Data shown:
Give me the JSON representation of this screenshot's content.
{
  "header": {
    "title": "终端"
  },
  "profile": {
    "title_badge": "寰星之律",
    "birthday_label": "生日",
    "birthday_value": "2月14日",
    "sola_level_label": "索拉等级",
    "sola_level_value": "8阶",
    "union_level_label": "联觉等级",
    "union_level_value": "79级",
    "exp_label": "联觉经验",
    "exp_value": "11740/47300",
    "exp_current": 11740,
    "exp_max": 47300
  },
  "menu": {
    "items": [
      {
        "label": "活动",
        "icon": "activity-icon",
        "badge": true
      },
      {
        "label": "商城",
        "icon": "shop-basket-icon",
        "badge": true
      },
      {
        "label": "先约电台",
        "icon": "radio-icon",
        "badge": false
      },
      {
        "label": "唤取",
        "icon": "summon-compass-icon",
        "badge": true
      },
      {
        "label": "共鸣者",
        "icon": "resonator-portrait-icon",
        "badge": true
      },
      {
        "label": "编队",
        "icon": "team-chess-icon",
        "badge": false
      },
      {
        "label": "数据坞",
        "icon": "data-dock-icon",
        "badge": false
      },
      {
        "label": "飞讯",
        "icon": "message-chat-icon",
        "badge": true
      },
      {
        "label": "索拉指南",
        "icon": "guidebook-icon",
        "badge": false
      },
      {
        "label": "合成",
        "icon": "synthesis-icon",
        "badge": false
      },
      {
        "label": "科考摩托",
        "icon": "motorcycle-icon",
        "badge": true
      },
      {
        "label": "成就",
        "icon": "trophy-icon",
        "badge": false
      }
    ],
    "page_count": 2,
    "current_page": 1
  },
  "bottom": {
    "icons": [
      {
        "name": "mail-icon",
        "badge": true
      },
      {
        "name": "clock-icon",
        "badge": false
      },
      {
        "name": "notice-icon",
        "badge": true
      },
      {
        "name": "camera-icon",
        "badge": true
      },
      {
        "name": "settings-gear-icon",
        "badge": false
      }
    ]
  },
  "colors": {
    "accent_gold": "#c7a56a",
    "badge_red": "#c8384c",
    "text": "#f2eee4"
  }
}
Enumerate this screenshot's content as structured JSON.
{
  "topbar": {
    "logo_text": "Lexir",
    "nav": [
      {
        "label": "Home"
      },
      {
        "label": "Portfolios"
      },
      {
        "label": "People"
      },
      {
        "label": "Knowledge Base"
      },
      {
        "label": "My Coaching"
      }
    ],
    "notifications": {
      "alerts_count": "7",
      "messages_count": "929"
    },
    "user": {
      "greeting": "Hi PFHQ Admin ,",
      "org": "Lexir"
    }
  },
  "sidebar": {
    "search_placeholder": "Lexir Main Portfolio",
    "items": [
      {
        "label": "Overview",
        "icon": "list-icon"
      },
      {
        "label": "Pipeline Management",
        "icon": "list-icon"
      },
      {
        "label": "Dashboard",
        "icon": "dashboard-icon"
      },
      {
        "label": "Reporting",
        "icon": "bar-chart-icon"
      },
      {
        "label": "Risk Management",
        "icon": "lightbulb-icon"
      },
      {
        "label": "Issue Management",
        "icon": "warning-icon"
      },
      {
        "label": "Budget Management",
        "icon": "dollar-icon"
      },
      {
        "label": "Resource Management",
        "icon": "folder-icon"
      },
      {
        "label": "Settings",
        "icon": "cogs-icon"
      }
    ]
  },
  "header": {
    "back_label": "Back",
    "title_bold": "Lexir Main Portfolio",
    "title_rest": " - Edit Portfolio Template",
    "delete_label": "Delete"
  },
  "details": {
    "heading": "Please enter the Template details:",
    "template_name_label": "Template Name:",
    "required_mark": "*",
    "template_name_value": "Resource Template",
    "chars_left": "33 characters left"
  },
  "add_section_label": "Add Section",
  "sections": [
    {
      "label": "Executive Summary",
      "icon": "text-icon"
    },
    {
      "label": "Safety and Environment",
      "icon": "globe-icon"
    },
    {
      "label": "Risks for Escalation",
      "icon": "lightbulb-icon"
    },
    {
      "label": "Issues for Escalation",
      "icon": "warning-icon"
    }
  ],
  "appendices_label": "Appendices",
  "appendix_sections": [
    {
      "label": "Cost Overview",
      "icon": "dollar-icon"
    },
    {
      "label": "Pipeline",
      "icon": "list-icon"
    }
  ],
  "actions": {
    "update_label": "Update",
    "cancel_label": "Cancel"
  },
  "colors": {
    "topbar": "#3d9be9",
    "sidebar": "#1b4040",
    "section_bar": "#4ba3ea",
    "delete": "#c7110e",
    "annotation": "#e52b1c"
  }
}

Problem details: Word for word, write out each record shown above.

Response:
Give me the JSON representation of this screenshot's content.
{
  "header": {
    "title": "终端"
  },
  "profile": {
    "title_badge": "寰星之律",
    "birthday_label": "生日",
    "birthday_value": "2月14日",
    "sola_level_label": "索拉等级",
    "sola_level_value": "8阶",
    "union_level_label": "联觉等级",
    "union_level_value": "79级",
    "exp_label": "联觉经验",
    "exp_value": "11740/47300",
    "exp_current": 11740,
    "exp_max": 47300
  },
  "menu": {
    "items": [
      {
        "label": "活动",
        "icon": "activity-icon",
        "badge": true
      },
      {
        "label": "商城",
        "icon": "shop-basket-icon",
        "badge": true
      },
      {
        "label": "先约电台",
        "icon": "radio-icon",
        "badge": false
      },
      {
        "label": "唤取",
        "icon": "summon-compass-icon",
        "badge": true
      },
      {
        "label": "共鸣者",
        "icon": "resonator-portrait-icon",
        "badge": true
      },
      {
        "label": "编队",
        "icon": "team-chess-icon",
        "badge": false
      },
      {
        "label": "数据坞",
        "icon": "data-dock-icon",
        "badge": false
      },
      {
        "label": "飞讯",
        "icon": "message-chat-icon",
        "badge": true
      },
      {
        "label": "索拉指南",
        "icon": "guidebook-icon",
        "badge": false
      },
      {
        "label": "合成",
        "icon": "synthesis-icon",
        "badge": false
      },
      {
        "label": "科考摩托",
        "icon": "motorcycle-icon",
        "badge": true
      },
      {
        "label": "成就",
        "icon": "trophy-icon",
        "badge": false
      }
    ],
    "page_count": 2,
    "current_page": 1
  },
  "bottom": {
    "icons": [
      {
        "name": "mail-icon",
        "badge": true
      },
      {
        "name": "clock-icon",
        "badge": false
      },
      {
        "name": "notice-icon",
        "badge": true
      },
      {
        "name": "camera-icon",
        "badge": true
      },
      {
        "name": "settings-gear-icon",
        "badge": false
      }
    ]
  },
  "colors": {
    "accent_gold": "#c7a56a",
    "badge_red": "#c8384c",
    "text": "#f2eee4"
  }
}
Enumerate this screenshot's content as structured JSON.
{
  "topbar": {
    "logo_text": "Lexir",
    "nav": [
      {
        "label": "Home"
      },
      {
        "label": "Portfolios"
      },
      {
        "label": "People"
      },
      {
        "label": "Knowledge Base"
      },
      {
        "label": "My Coaching"
      }
    ],
    "notifications": {
      "alerts_count": "7",
      "messages_count": "929"
    },
    "user": {
      "greeting": "Hi PFHQ Admin ,",
      "org": "Lexir"
    }
  },
  "sidebar": {
    "search_placeholder": "Lexir Main Portfolio",
    "items": [
      {
        "label": "Overview",
        "icon": "list-icon"
      },
      {
        "label": "Pipeline Management",
        "icon": "list-icon"
      },
      {
        "label": "Dashboard",
        "icon": "dashboard-icon"
      },
      {
        "label": "Reporting",
        "icon": "bar-chart-icon"
      },
      {
        "label": "Risk Management",
        "icon": "lightbulb-icon"
      },
      {
        "label": "Issue Management",
        "icon": "warning-icon"
      },
      {
        "label": "Budget Management",
        "icon": "dollar-icon"
      },
      {
        "label": "Resource Management",
        "icon": "folder-icon"
      },
      {
        "label": "Settings",
        "icon": "cogs-icon"
      }
    ]
  },
  "header": {
    "back_label": "Back",
    "title_bold": "Lexir Main Portfolio",
    "title_rest": " - Edit Portfolio Template",
    "delete_label": "Delete"
  },
  "details": {
    "heading": "Please enter the Template details:",
    "template_name_label": "Template Name:",
    "required_mark": "*",
    "template_name_value": "Resource Template",
    "chars_left": "33 characters left"
  },
  "add_section_label": "Add Section",
  "sections": [
    {
      "label": "Executive Summary",
      "icon": "text-icon"
    },
    {
      "label": "Safety and Environment",
      "icon": "globe-icon"
    },
    {
      "label": "Risks for Escalation",
      "icon": "lightbulb-icon"
    },
    {
      "label": "Issues for Escalation",
      "icon": "warning-icon"
    }
  ],
  "appendices_label": "Appendices",
  "appendix_sections": [
    {
      "label": "Cost Overview",
      "icon": "dollar-icon"
    },
    {
      "label": "Pipeline",
      "icon": "list-icon"
    }
  ],
  "actions": {
    "update_label": "Update",
    "cancel_label": "Cancel"
  },
  "colors": {
    "topbar": "#3d9be9",
    "sidebar": "#1b4040",
    "section_bar": "#4ba3ea",
    "delete": "#c7110e",
    "annotation": "#e52b1c"
  }
}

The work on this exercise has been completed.